Culture & Team

Psychological Safety in the Workplace

4 min
Michelle Imhoff


First a quick biology primer. 

Our nervous system is responsible for keeping us safe, for coordinating the body’s responses and maintaining overall homeostasis. The sympathetic nervous system reacts to stressful situations by triggering a fight or flight response.  In true life-threatening situations, this is quite literally running from danger. At work, the nervous system reacts in the very same way (increased heart rate and blood pressure, rapid and shallow breathing, release of stress hormones, etc.), and it has evolved as a survival mechanism allowing us to react quickly to threatening situations. 

Once the stressful situation passes, and we are safe again, the parasympathetic nervous system takes over to help restore the body to a state of balance and relaxation, slowing the heart rate, decreasing blood pressure, and lowering the level of stress hormones. Prolonged or chronic stress can lead to negative effects on both our physical and mental well-being.  

Why is psychological safety so important?

I’ve been trying to write a blog on psychological safety for some time now, but haven’t been able to confidently get my thoughts down. I’ve been left asking myself if it is possible to provide this in times of uncertainty and if so, how do you do it when you don’t have complete solutions?  So I procrastinated. Over time, I’ve reflected on this and realized that it is precisely the time to try to explain and provide this to people, but it takes on a different form than I was initially considering.

It starts with knowing when to say “I don’t know”, or “We aren’t sure”, or even “Here is the bad news.” It is acknowledging the uncertainty, and outlining options, ideas and some solutions with transparency. At the root, psychological safety is being able to share perspectives and ideas, to make mistakes without fear of judgment or reprisal. It doesn’t always mean the news is good and sometimes message delivery is challenging.

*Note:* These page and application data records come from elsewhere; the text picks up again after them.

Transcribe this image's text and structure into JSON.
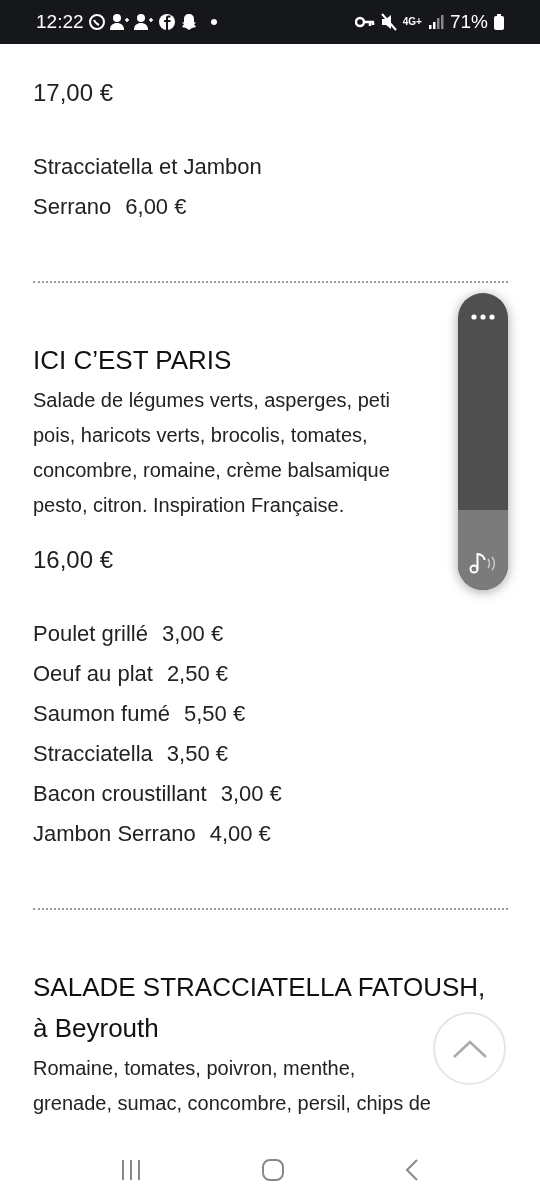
{
  "status_bar": {
    "time": "12:22",
    "network": "4G+",
    "battery": "71%"
  },
  "dishes": [
    {
      "price": "17,00 €",
      "extras": [
        {
          "name_lines": [
            "Stracciatella et Jambon",
            "Serrano"
          ],
          "price": "6,00 €"
        }
      ]
    },
    {
      "title_lines": [
        "ICI C’EST PARIS"
      ],
      "description_lines": [
        "Salade de légumes verts, asperges, peti",
        "pois, haricots verts, brocolis, tomates,",
        "concombre, romaine, crème balsamique",
        "pesto, citron. Inspiration Française."
      ],
      "price": "16,00 €",
      "extras": [
        {
          "name_lines": [
            "Poulet grillé"
          ],
          "price": "3,00 €"
        },
        {
          "name_lines": [
            "Oeuf au plat"
          ],
          "price": "2,50 €"
        },
        {
          "name_lines": [
            "Saumon fumé"
          ],
          "price": "5,50 €"
        },
        {
          "name_lines": [
            "Stracciatella"
          ],
          "price": "3,50 €"
        },
        {
          "name_lines": [
            "Bacon croustillant"
          ],
          "price": "3,00 €"
        },
        {
          "name_lines": [
            "Jambon Serrano"
          ],
          "price": "4,00 €"
        }
      ]
    },
    {
      "title_lines": [
        "SALADE STRACCIATELLA FATOUSH,",
        "à Beyrouth"
      ],
      "description_lines": [
        "Romaine, tomates, poivron, menthe,",
        "grenade, sumac, concombre, persil, chips de"
      ]
    }
  ],
  "sound_panel": {
    "level": 0.27
  }
}
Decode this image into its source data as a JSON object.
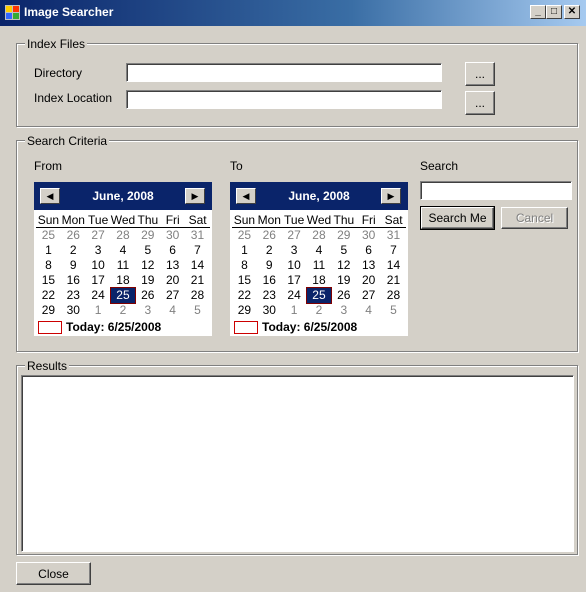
{
  "window": {
    "title": "Image Searcher",
    "min": "_",
    "max": "□",
    "close": "✕"
  },
  "index_files": {
    "legend": "Index Files",
    "directory_label": "Directory",
    "directory_value": "",
    "location_label": "Index Location",
    "location_value": "",
    "browse_label": "..."
  },
  "search_criteria": {
    "legend": "Search Criteria",
    "from_label": "From",
    "to_label": "To",
    "search_label": "Search",
    "search_value": "",
    "search_button": "Search Me",
    "cancel_button": "Cancel"
  },
  "calendar": {
    "month": "June, 2008",
    "prev": "◀",
    "next": "▶",
    "dow": [
      "Sun",
      "Mon",
      "Tue",
      "Wed",
      "Thu",
      "Fri",
      "Sat"
    ],
    "days": [
      "25",
      "26",
      "27",
      "28",
      "29",
      "30",
      "31",
      "1",
      "2",
      "3",
      "4",
      "5",
      "6",
      "7",
      "8",
      "9",
      "10",
      "11",
      "12",
      "13",
      "14",
      "15",
      "16",
      "17",
      "18",
      "19",
      "20",
      "21",
      "22",
      "23",
      "24",
      "25",
      "26",
      "27",
      "28",
      "29",
      "30",
      "1",
      "2",
      "3",
      "4",
      "5"
    ],
    "dim_indices": [
      0,
      1,
      2,
      3,
      4,
      5,
      6,
      37,
      38,
      39,
      40,
      41
    ],
    "selected_index": 31,
    "today": "Today: 6/25/2008"
  },
  "results": {
    "legend": "Results"
  },
  "footer": {
    "close_button": "Close"
  }
}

I started out looking for how I could provide a safe space with a good outcome, when of course that isn’t always within my control.  

Having said that, it is crucial for organizations to nurture psychologically safe work environments to foster innovation, productivity, and employee well-being. However, it is not the same as employee well-being. Programs to address stress management and mental health support, as well as encouraging self-care practices, are still needed.  


Diversity in teams and inclusive practices are another important component of psychological safety. Diverse perspectives are proven to encourage discussion and innovative solutions. In a safe environment, team members feel comfortable challenging assumptions and sharing their unique insights.

Learning Mentality

Learning mentality is one of the values at Segmed. When a learning mindset is encouraged in a healthy environment, mistakes are viewed as opportunities for improvement rather than sources of blame. Experimentation and iteration is encouraged, and a learning culture emphasizes continuous improvement and development, which leads to innovation.  


Emotional intelligence, empathy, and active listening skills must be practiced to validate experiences and build trust. Collaborative problem solving and decision making will enhance a sense of collective efficacy and resilience. It can be more difficult to build trust and a well bonded team remotely. Meeting in person, team events, and solving difficult problems together can bring a team together.  

Confidence & Creativity

Confidence and creativity in the workplace are heavily impacted by psychological safety. When team members can freely express themselves without fear of being criticized or ridiculed, this fosters a sense of confidence and encourages risk-taking allowing people to contribute to their fullest potential. Creativity, too, thrives in an environment where it is safe to take risks, leading to innovative solutions.

In Conclusion...

Leading by example plays a pivotal role in establishing psychological safety. Leaders who actively seek input, demonstrate vulnerability, and encourage feedback foster an environment where employees feel safe to take risks and learn from mistakes. A safe environment at work harnesses the power of creativity and diverse perspectives and offers a learning experience.  Listening, empathy, and collaboration build trust. All of these things lead to innovation, increased employee engagement, productivity, and ultimately, long-term success for the organization and the people who are a part of it. 

Let’s commit to fostering psychological safety at work and unlocking the untapped potential within our teams.

Accelerate your development pipeline

Curate your training & validation datasets on Segmed Insight!